Exercise goal ::
All lines in the material below that hold "title" should be found and copied.

Exercise data ::

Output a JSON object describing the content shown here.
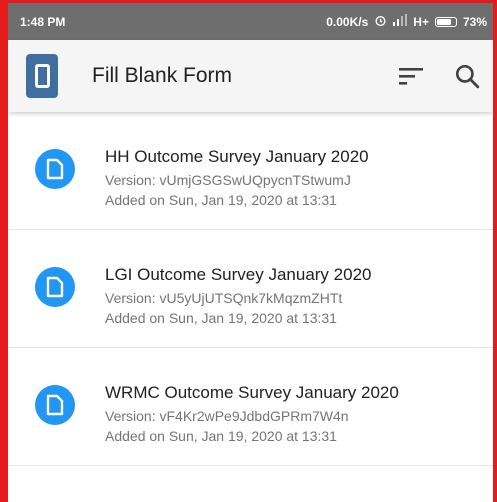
{
  "status_bar": {
    "time": "1:48 PM",
    "network_speed": "0.00K/s",
    "network_type": "H+",
    "battery": "73%"
  },
  "app_bar": {
    "title": "Fill Blank Form",
    "icons": [
      "app-logo-icon",
      "sort-icon",
      "search-icon"
    ]
  },
  "forms": [
    {
      "title": "HH Outcome Survey January 2020",
      "version": "Version: vUmjGSGSwUQpycnTStwumJ",
      "added": "Added on Sun, Jan 19, 2020 at 13:31"
    },
    {
      "title": "LGI Outcome Survey January 2020",
      "version": "Version: vU5yUjUTSQnk7kMqzmZHTt",
      "added": "Added on Sun, Jan 19, 2020 at 13:31"
    },
    {
      "title": "WRMC Outcome Survey January 2020",
      "version": "Version: vF4Kr2wPe9JdbdGPRm7W4n",
      "added": "Added on Sun, Jan 19, 2020 at 13:31"
    }
  ],
  "colors": {
    "accent": "#2196f3",
    "logo": "#3e6f9e",
    "status_bar": "#6e6e6e",
    "frame": "#e31b1b"
  }
}
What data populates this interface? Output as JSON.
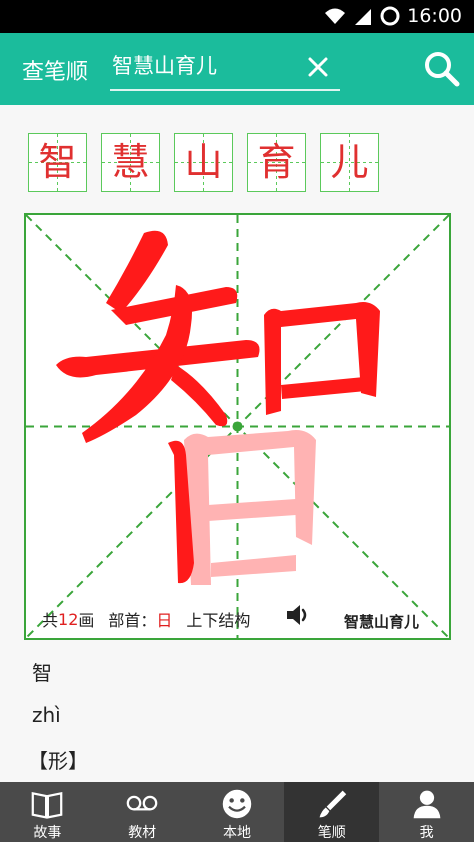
{
  "status_bar": {
    "time": "16:00"
  },
  "app_bar": {
    "title": "查笔顺",
    "search_value": "智慧山育儿"
  },
  "characters": [
    "智",
    "慧",
    "山",
    "育",
    "儿"
  ],
  "current": {
    "character": "智",
    "stroke_prefix": "共",
    "stroke_count": "12",
    "stroke_suffix": "画",
    "radical_label": "部首：",
    "radical": "日",
    "structure": "上下结构",
    "watermark": "智慧山育儿",
    "pinyin": "zhì",
    "section": "【形】"
  },
  "tabs": [
    {
      "label": "故事",
      "icon": "book-icon"
    },
    {
      "label": "教材",
      "icon": "tape-icon"
    },
    {
      "label": "本地",
      "icon": "smiley-icon"
    },
    {
      "label": "笔顺",
      "icon": "brush-icon"
    },
    {
      "label": "我",
      "icon": "person-icon"
    }
  ],
  "colors": {
    "accent": "#1bbc9c",
    "grid": "#3aa53a",
    "stroke_done": "#ff1a1a",
    "stroke_pending": "#ffb3b3",
    "tab_bg": "#4a4a4a",
    "tab_active": "#333333"
  }
}
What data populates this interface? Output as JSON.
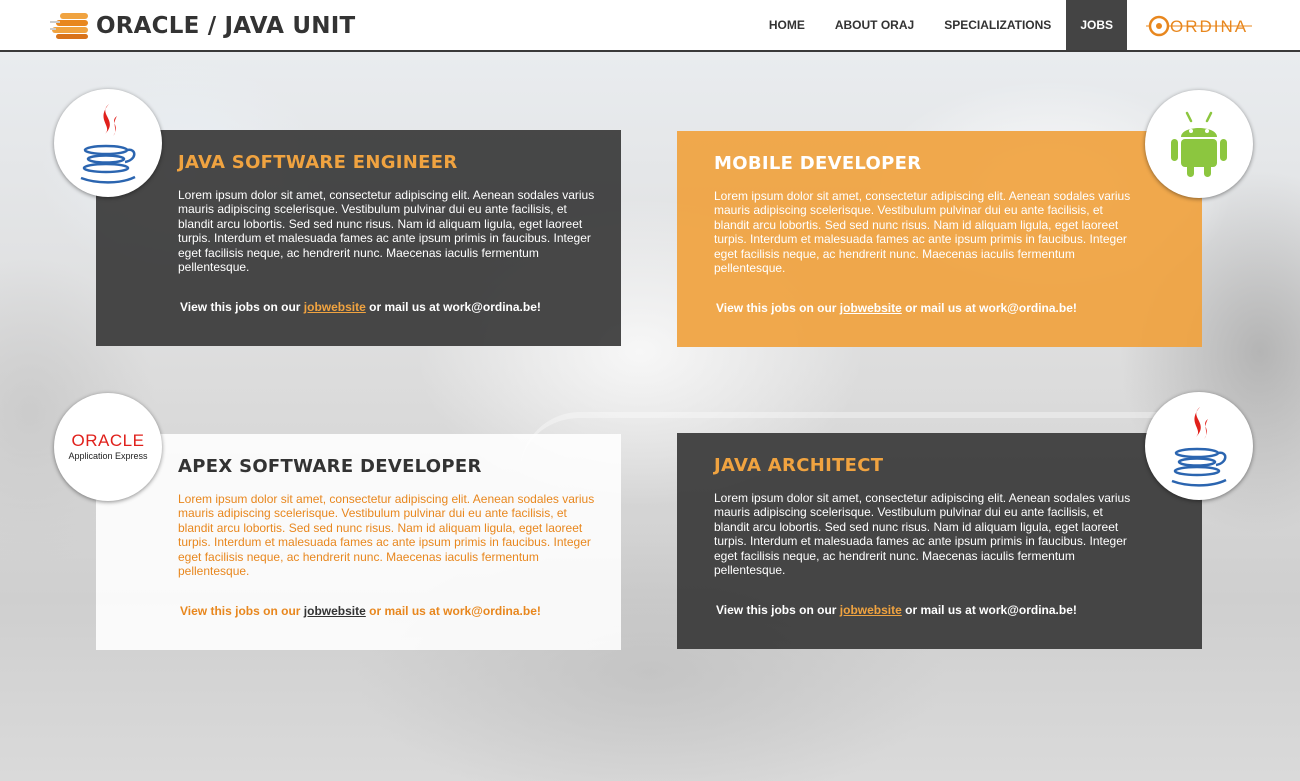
{
  "header": {
    "logo_text": "ORACLE / JAVA UNIT",
    "logo_icon": "stacked-disks-icon",
    "nav": [
      {
        "label": "HOME",
        "active": false
      },
      {
        "label": "ABOUT ORAJ",
        "active": false
      },
      {
        "label": "SPECIALIZATIONS",
        "active": false
      },
      {
        "label": "JOBS",
        "active": true
      }
    ],
    "brand_text": "ORDINA"
  },
  "jobs": [
    {
      "title": "JAVA SOFTWARE ENGINEER",
      "icon": "java-cup-icon",
      "description": "Lorem ipsum dolor sit amet, consectetur adipiscing elit. Aenean sodales varius mauris adipiscing scelerisque. Vestibulum pulvinar dui eu ante facilisis, et blandit arcu lobortis. Sed sed nunc risus. Nam id aliquam ligula, eget laoreet turpis. Interdum et malesuada fames ac ante ipsum primis in faucibus. Integer eget facilisis neque, ac hendrerit nunc. Maecenas iaculis fermentum pellentesque.",
      "link_prefix": "View this jobs on our ",
      "link_text": "jobwebsite",
      "link_suffix": " or mail us at work@ordina.be!"
    },
    {
      "title": "MOBILE DEVELOPER",
      "icon": "android-icon",
      "description": "Lorem ipsum dolor sit amet, consectetur adipiscing elit. Aenean sodales varius mauris adipiscing scelerisque. Vestibulum pulvinar dui eu ante facilisis, et blandit arcu lobortis. Sed sed nunc risus. Nam id aliquam ligula, eget laoreet turpis. Interdum et malesuada fames ac ante ipsum primis in faucibus. Integer eget facilisis neque, ac hendrerit nunc. Maecenas iaculis fermentum pellentesque.",
      "link_prefix": "View this jobs on our ",
      "link_text": "jobwebsite",
      "link_suffix": " or mail us at work@ordina.be!"
    },
    {
      "title": "APEX SOFTWARE DEVELOPER",
      "icon": "oracle-apex-logo",
      "logo_word": "ORACLE",
      "logo_sub": "Application Express",
      "description": "Lorem ipsum dolor sit amet, consectetur adipiscing elit. Aenean sodales varius mauris adipiscing scelerisque. Vestibulum pulvinar dui eu ante facilisis, et blandit arcu lobortis. Sed sed nunc risus. Nam id aliquam ligula, eget laoreet turpis. Interdum et malesuada fames ac ante ipsum primis in faucibus. Integer eget facilisis neque, ac hendrerit nunc. Maecenas iaculis fermentum pellentesque.",
      "link_prefix": "View this jobs on our ",
      "link_text": "jobwebsite",
      "link_suffix": " or mail us at work@ordina.be!"
    },
    {
      "title": "JAVA ARCHITECT",
      "icon": "java-cup-icon",
      "description": "Lorem ipsum dolor sit amet, consectetur adipiscing elit. Aenean sodales varius mauris adipiscing scelerisque. Vestibulum pulvinar dui eu ante facilisis, et blandit arcu lobortis. Sed sed nunc risus. Nam id aliquam ligula, eget laoreet turpis. Interdum et malesuada fames ac ante ipsum primis in faucibus. Integer eget facilisis neque, ac hendrerit nunc. Maecenas iaculis fermentum pellentesque.",
      "link_prefix": "View this jobs on our ",
      "link_text": "jobwebsite",
      "link_suffix": " or mail us at work@ordina.be!"
    }
  ],
  "colors": {
    "accent_orange": "#f0a340",
    "dark_panel": "#3a3a3a",
    "nav_active": "#444444",
    "oracle_red": "#e0201b",
    "android_green": "#8cc63f",
    "java_blue": "#2b65b0",
    "java_red": "#e0201b"
  }
}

Response box ::
    "title": "Fill Blank Form",
      "title": "HH Outcome Survey January 2020",
      "title": "LGI Outcome Survey January 2020",
      "title": "WRMC Outcome Survey January 2020",
    "title": "查笔顺",
      "title": "JAVA SOFTWARE ENGINEER",
      "title": "MOBILE DEVELOPER",
      "title": "APEX SOFTWARE DEVELOPER",
      "title": "JAVA ARCHITECT",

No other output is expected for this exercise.